§ Goal of the exercise: State how many lines in the listing below hold "this", with no other words.

§ Material for the task:
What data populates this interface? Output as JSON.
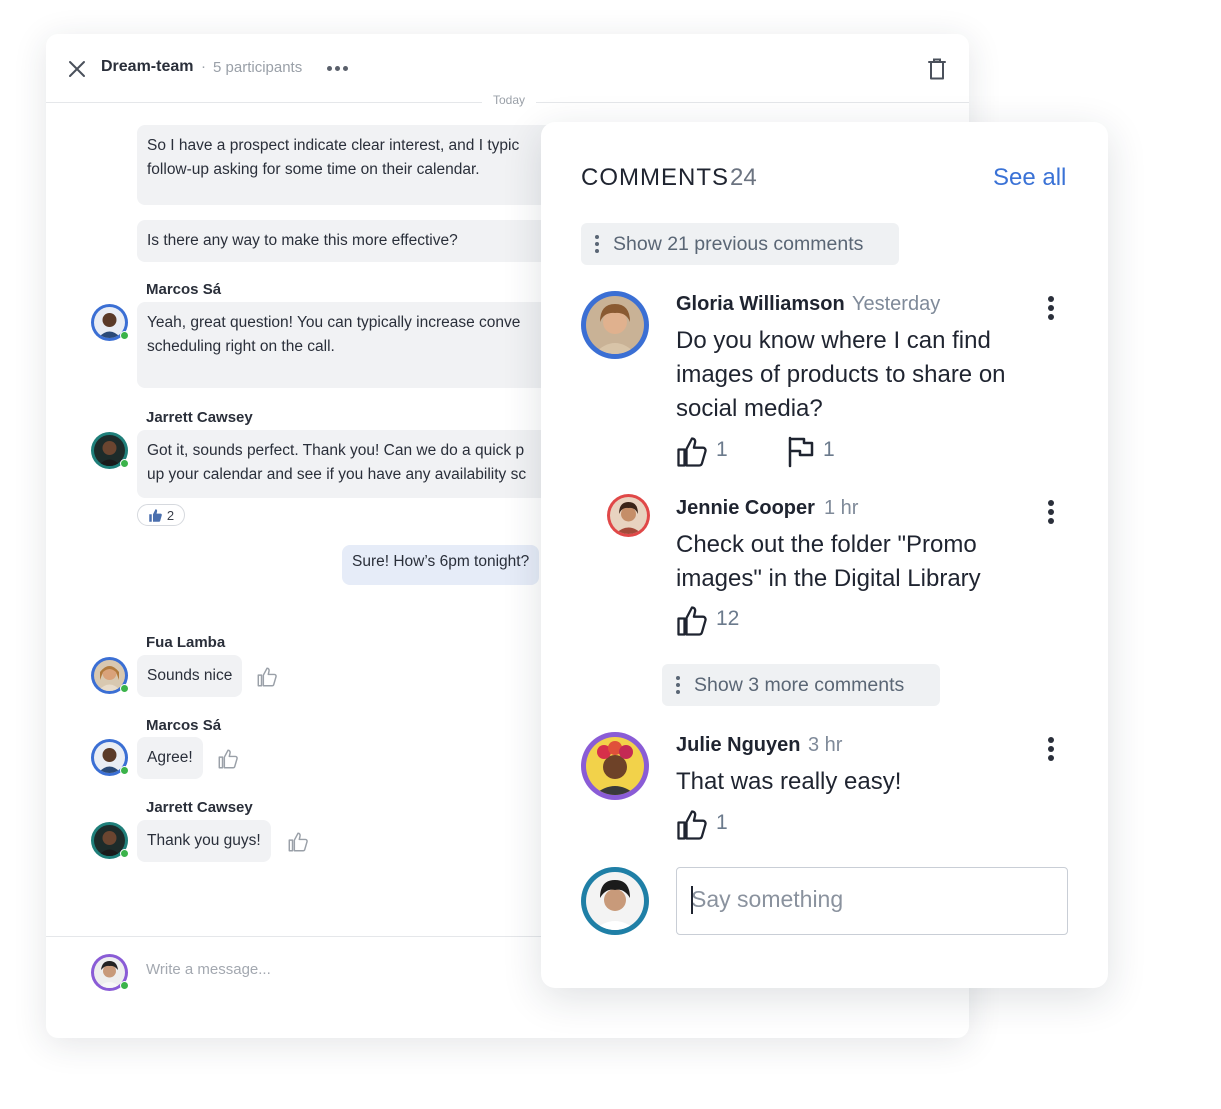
{
  "chat": {
    "title": "Dream-team",
    "separator": "·",
    "participants": "5 participants",
    "day_divider": "Today",
    "messages": [
      {
        "sender": "",
        "lines": [
          "So I have a prospect indicate clear interest, and I typic",
          "follow-up asking for some time on their calendar."
        ]
      },
      {
        "sender": "",
        "lines": [
          "Is there any way to make this more effective?"
        ]
      },
      {
        "sender": "Marcos Sá",
        "lines": [
          "Yeah, great question! You can typically increase conve",
          "scheduling right on the call."
        ]
      },
      {
        "sender": "Jarrett Cawsey",
        "lines": [
          "Got it, sounds perfect. Thank you! Can we do a quick p",
          "up your calendar and see if you have any availability sc"
        ],
        "reaction_count": "2"
      },
      {
        "sender": "me",
        "text": "Sure! How’s 6pm tonight?"
      },
      {
        "sender": "Fua Lamba",
        "text": "Sounds nice"
      },
      {
        "sender": "Marcos Sá",
        "text": "Agree!"
      },
      {
        "sender": "Jarrett Cawsey",
        "text": "Thank you guys!"
      }
    ],
    "composer_placeholder": "Write a message..."
  },
  "comments": {
    "title": "COMMENTS",
    "count": "24",
    "see_all": "See all",
    "show_previous": "Show 21 previous comments",
    "show_more": "Show 3 more comments",
    "items": [
      {
        "name": "Gloria Williamson",
        "time": "Yesterday",
        "text": [
          "Do you know where I can find",
          "images of products to share on",
          "social media?"
        ],
        "likes": "1",
        "flags": "1"
      },
      {
        "name": "Jennie Cooper",
        "time": "1 hr",
        "text": [
          "Check out the folder \"Promo",
          "images\" in the Digital Library"
        ],
        "likes": "12"
      },
      {
        "name": "Julie Nguyen",
        "time": "3 hr",
        "text": [
          "That was really easy!"
        ],
        "likes": "1"
      }
    ],
    "input_placeholder": "Say something"
  },
  "colors": {
    "accent": "#3a72d6",
    "online": "#3bb34a",
    "bubble_in": "#f1f2f4",
    "bubble_out": "#e6ecf8",
    "ring_blue": "#3b6fd4",
    "ring_red": "#e04848",
    "ring_purple": "#8a5cd6",
    "ring_teal": "#1f7fa6"
  }
}
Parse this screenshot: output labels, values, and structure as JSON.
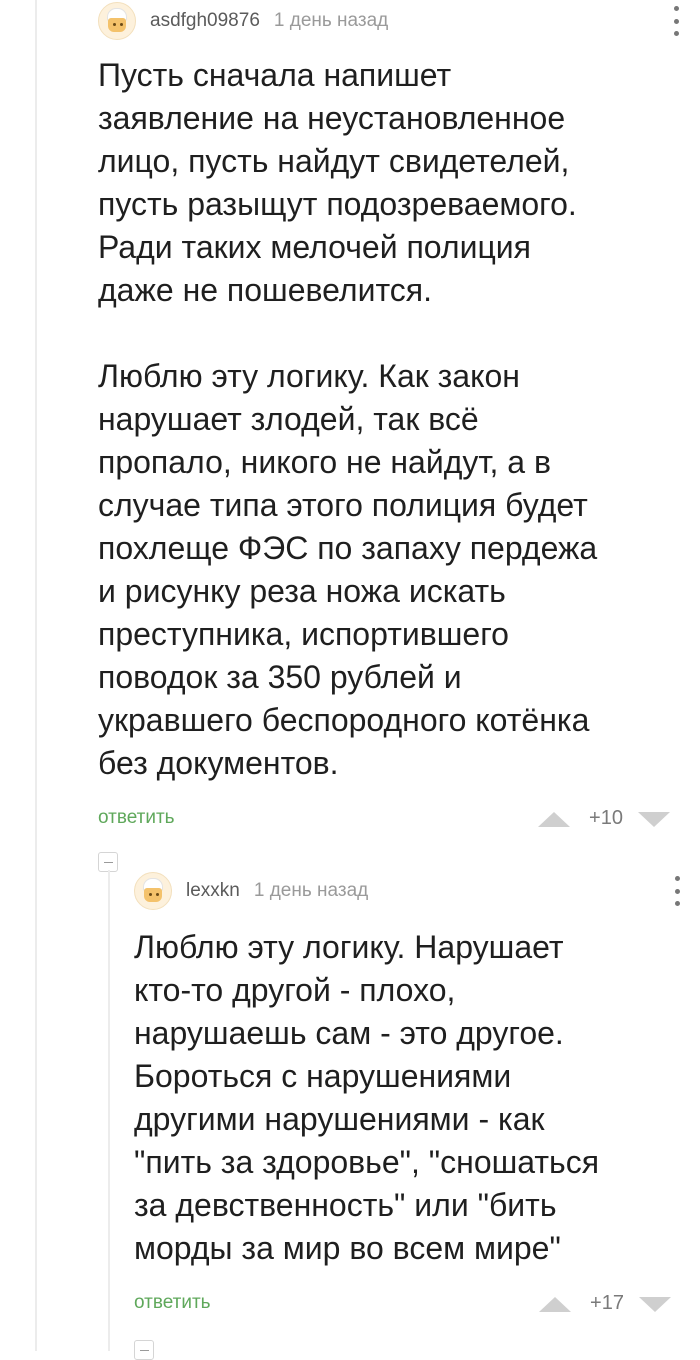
{
  "comments": [
    {
      "username": "asdfgh09876",
      "time": "1 день назад",
      "text": "Пусть сначала напишет\nзаявление на неустановленное\nлицо, пусть найдут свидетелей,\nпусть разыщут подозреваемого.\nРади таких мелочей полиция\nдаже не пошевелится.\n\nЛюблю эту логику. Как закон\nнарушает злодей, так всё\nпропало, никого не найдут, а в\nслучае типа этого полиция будет\nпохлеще ФЭС по запаху пердежа\nи рисунку реза ножа искать\nпреступника, испортившего\nповодок за 350 рублей и\nукравшего беспородного котёнка\nбез документов.",
      "reply_label": "ответить",
      "rating": "+10"
    },
    {
      "username": "lexxkn",
      "time": "1 день назад",
      "text": "Люблю эту логику. Нарушает\nкто-то другой - плохо,\nнарушаешь сам - это другое.\nБороться с нарушениями\nдругими нарушениями - как\n\"пить за здоровье\", \"сношаться\nза девственность\" или \"бить\nморды за мир во всем мире\"",
      "reply_label": "ответить",
      "rating": "+17"
    }
  ]
}
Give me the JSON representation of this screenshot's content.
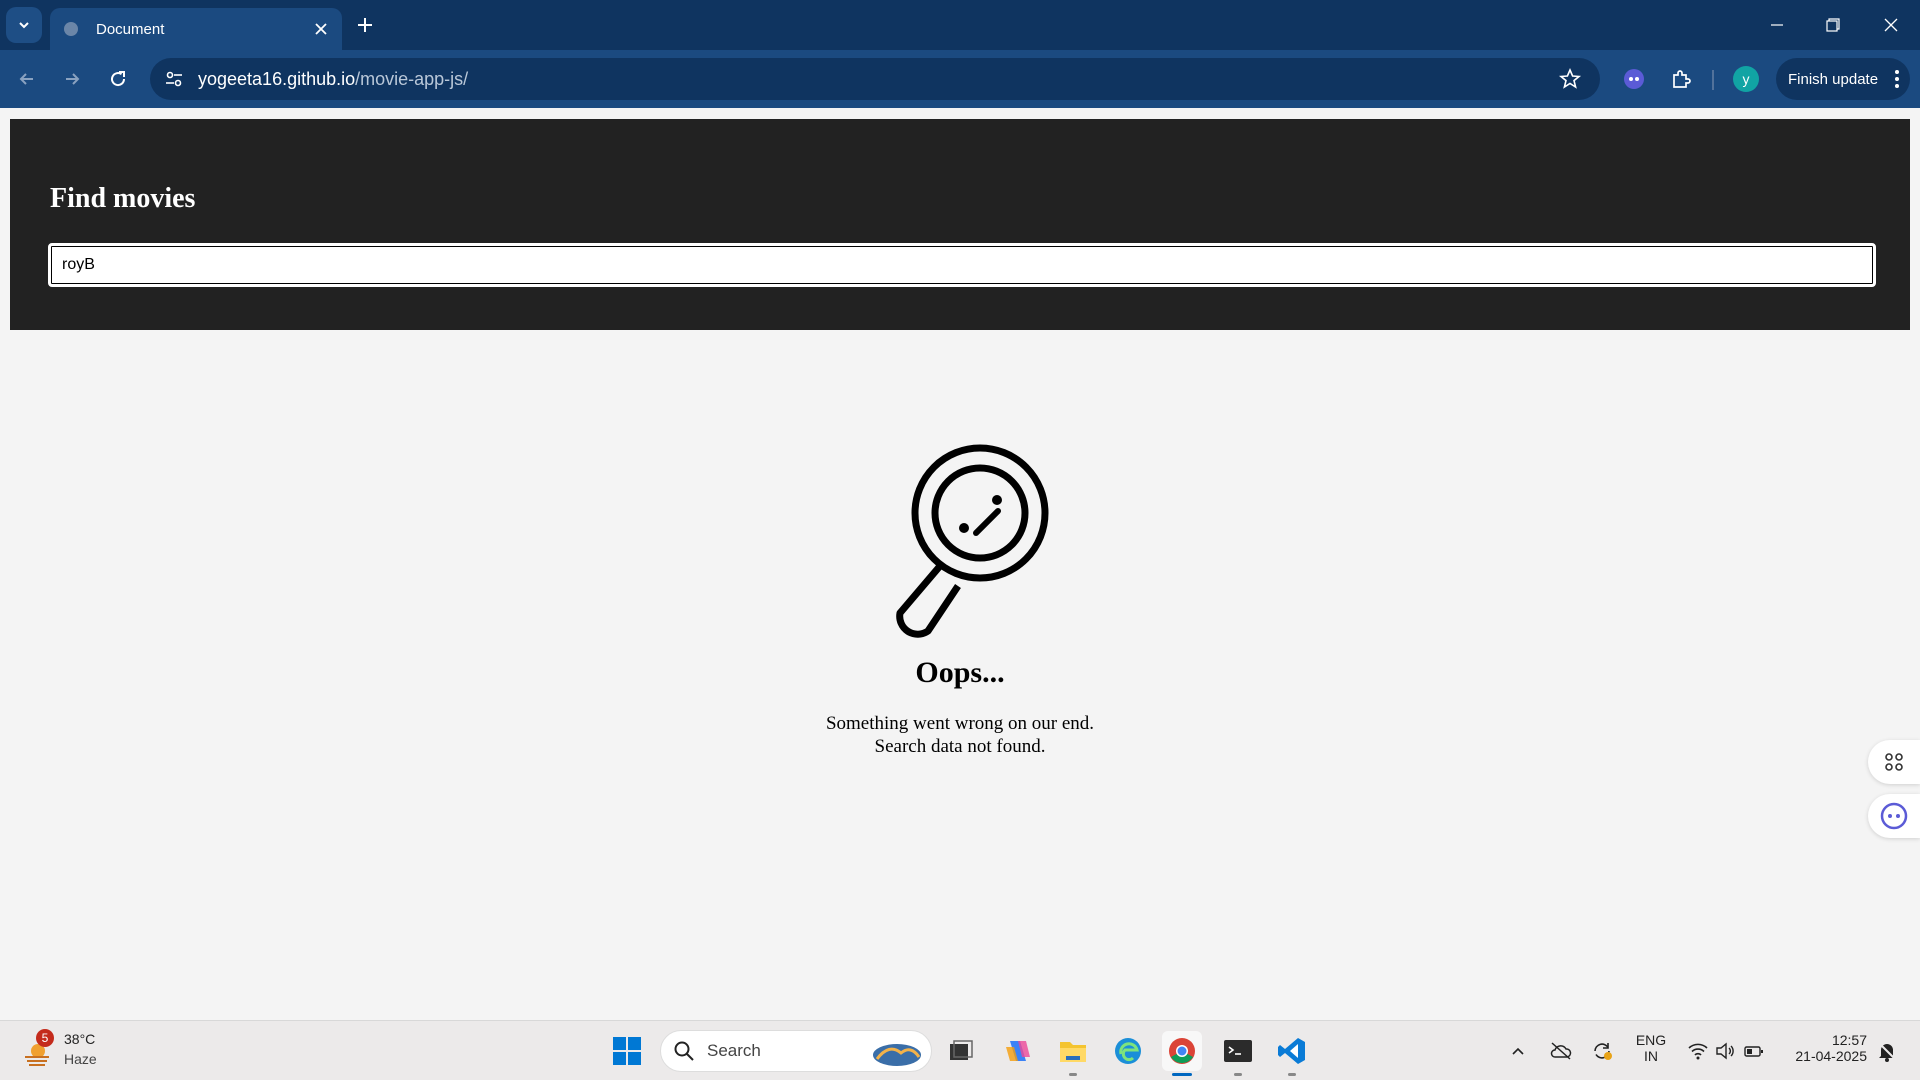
{
  "browser": {
    "tab_title": "Document",
    "url_host": "yogeeta16.github.io",
    "url_path": "/movie-app-js/",
    "profile_initial": "y",
    "finish_update_label": "Finish update"
  },
  "page": {
    "heading": "Find movies",
    "search_value": "royB",
    "empty_title": "Oops...",
    "empty_line1": "Something went wrong on our end.",
    "empty_line2": "Search data not found."
  },
  "taskbar": {
    "weather_temp": "38°C",
    "weather_condition": "Haze",
    "weather_badge": "5",
    "search_label": "Search",
    "lang_top": "ENG",
    "lang_bottom": "IN",
    "time": "12:57",
    "date": "21-04-2025"
  }
}
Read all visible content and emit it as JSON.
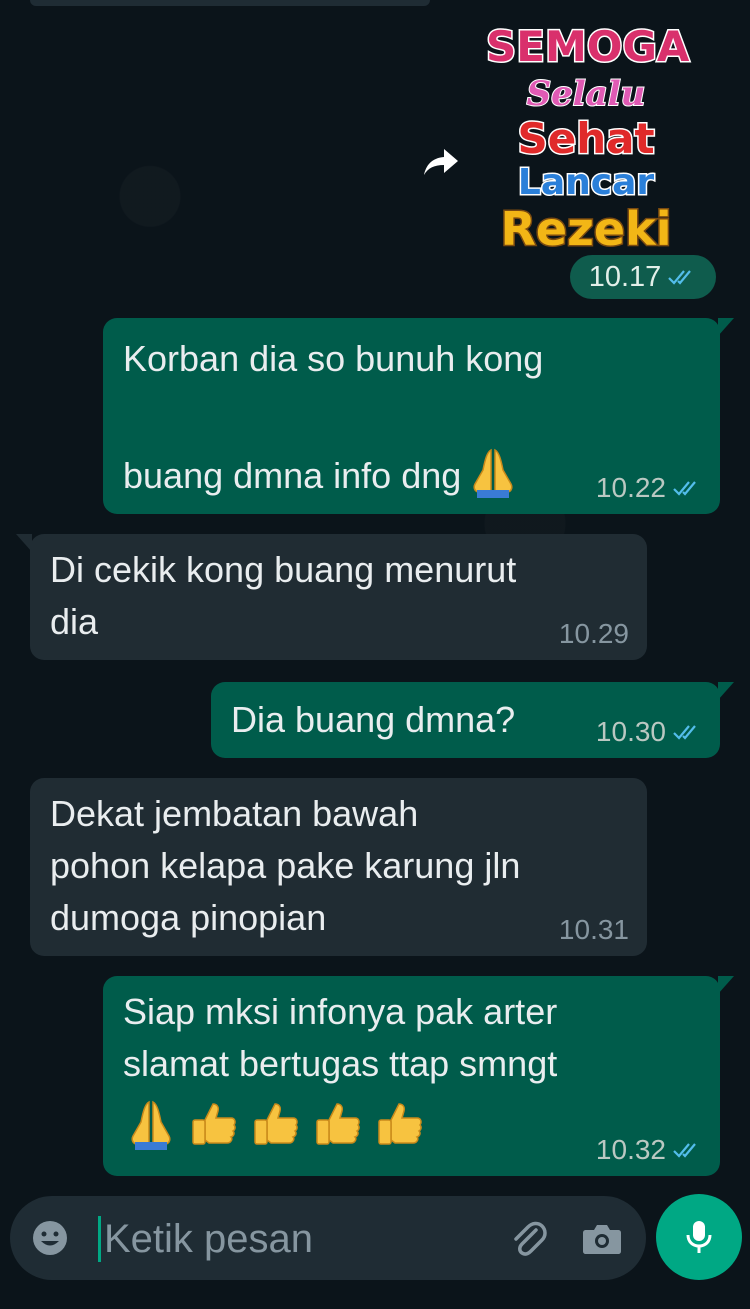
{
  "sticker": {
    "lines": [
      "SEMOGA",
      "Selalu",
      "Sehat",
      "Lancar",
      "Rezeki"
    ],
    "time": "10.17"
  },
  "messages": [
    {
      "direction": "out",
      "text": "Korban dia so bunuh kong\nbuang dmna info dng",
      "emoji": [
        "folded-hands"
      ],
      "time": "10.22",
      "status": "read"
    },
    {
      "direction": "in",
      "text": "Di cekik kong buang menurut\ndia",
      "time": "10.29"
    },
    {
      "direction": "out",
      "text": "Dia buang dmna?",
      "time": "10.30",
      "status": "read"
    },
    {
      "direction": "in",
      "text": "Dekat jembatan bawah\npohon kelapa pake karung jln\ndumoga pinopian",
      "time": "10.31"
    },
    {
      "direction": "out",
      "text": "Siap mksi infonya pak arter\nslamat bertugas ttap smngt",
      "emoji": [
        "folded-hands",
        "thumbs-up",
        "thumbs-up",
        "thumbs-up",
        "thumbs-up"
      ],
      "time": "10.32",
      "status": "read"
    }
  ],
  "composer": {
    "placeholder": "Ketik pesan",
    "icons": [
      "emoji-icon",
      "attach-icon",
      "camera-icon",
      "mic-icon"
    ]
  },
  "colors": {
    "background": "#0b141a",
    "outgoing_bubble": "#005c4b",
    "incoming_bubble": "#202c33",
    "accent": "#00a884",
    "read_ticks": "#53bdeb"
  }
}
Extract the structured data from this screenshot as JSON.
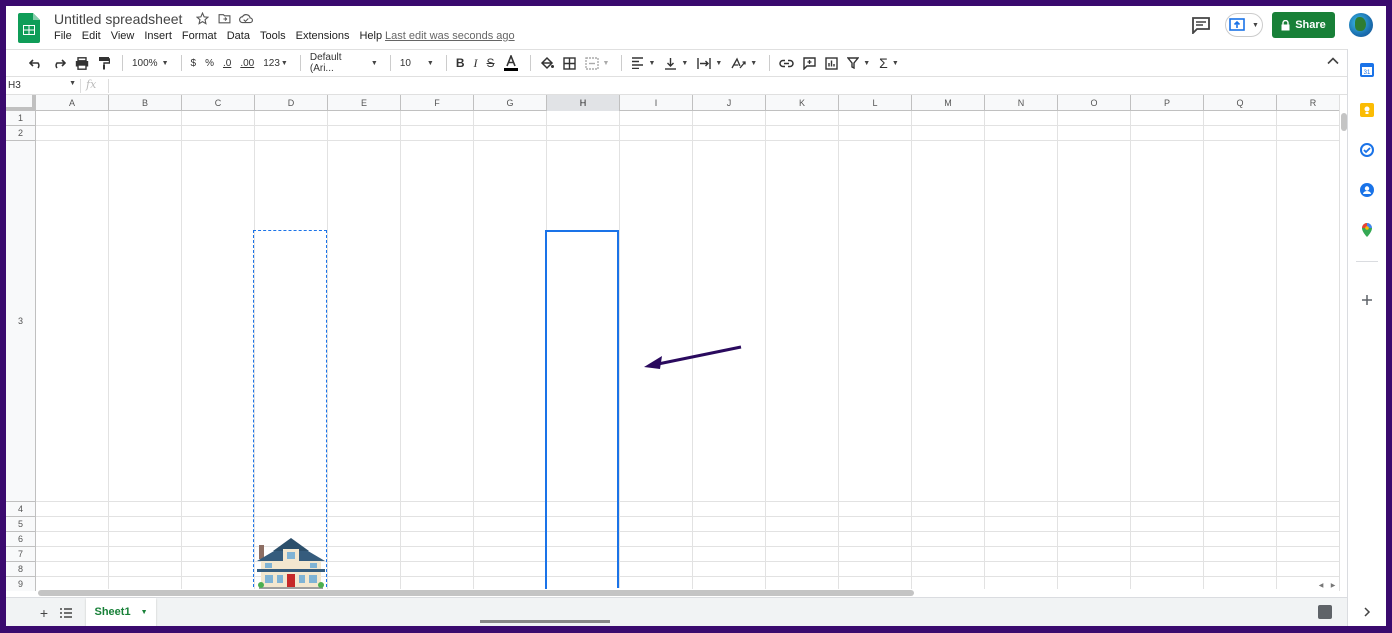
{
  "app": {
    "title": "Untitled spreadsheet",
    "last_edit": "Last edit was seconds ago",
    "share_label": "Share"
  },
  "menu": [
    "File",
    "Edit",
    "View",
    "Insert",
    "Format",
    "Data",
    "Tools",
    "Extensions",
    "Help"
  ],
  "toolbar": {
    "zoom": "100%",
    "currency": "$",
    "percent": "%",
    "dec_decrease": ".0",
    "dec_increase": ".00",
    "number_format": "123",
    "font": "Default (Ari...",
    "font_size": "10"
  },
  "formula_bar": {
    "cell_ref": "H3",
    "fx": "fx",
    "value": ""
  },
  "grid": {
    "columns": [
      "A",
      "B",
      "C",
      "D",
      "E",
      "F",
      "G",
      "H",
      "I",
      "J",
      "K",
      "L",
      "M",
      "N",
      "O",
      "P",
      "Q",
      "R"
    ],
    "rows": [
      "1",
      "2",
      "3",
      "4",
      "5",
      "6",
      "7",
      "8",
      "9"
    ],
    "selected_column": "H",
    "selected_cell": "H3",
    "copied_cell": "D3",
    "copied_content": "house-image"
  },
  "sheets": [
    {
      "name": "Sheet1"
    }
  ],
  "colors": {
    "accent": "#1a73e8",
    "share": "#188038",
    "arrow": "#2a0a5e",
    "frame": "#3a0a6e"
  }
}
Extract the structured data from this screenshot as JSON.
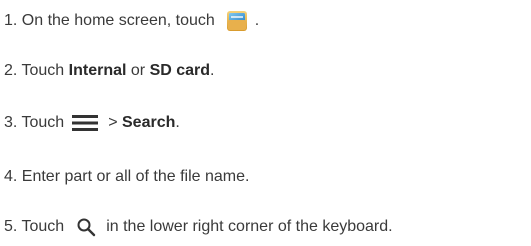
{
  "steps": [
    {
      "prefix": "1. On the home screen, touch",
      "icon": "file-manager-icon",
      "suffix": "."
    },
    {
      "prefix": "2. Touch ",
      "bold1": "Internal",
      "middle": " or ",
      "bold2": "SD card",
      "suffix": "."
    },
    {
      "prefix": "3. Touch",
      "icon": "menu-icon",
      "middle": "> ",
      "bold1": "Search",
      "suffix": "."
    },
    {
      "text": "4. Enter part or all of the file name."
    },
    {
      "prefix": "5. Touch",
      "icon": "search-icon",
      "suffix": "in the lower right corner of the keyboard."
    }
  ],
  "colors": {
    "text": "#3a3a3a",
    "icon_dark": "#333333"
  }
}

§ Answer box: 6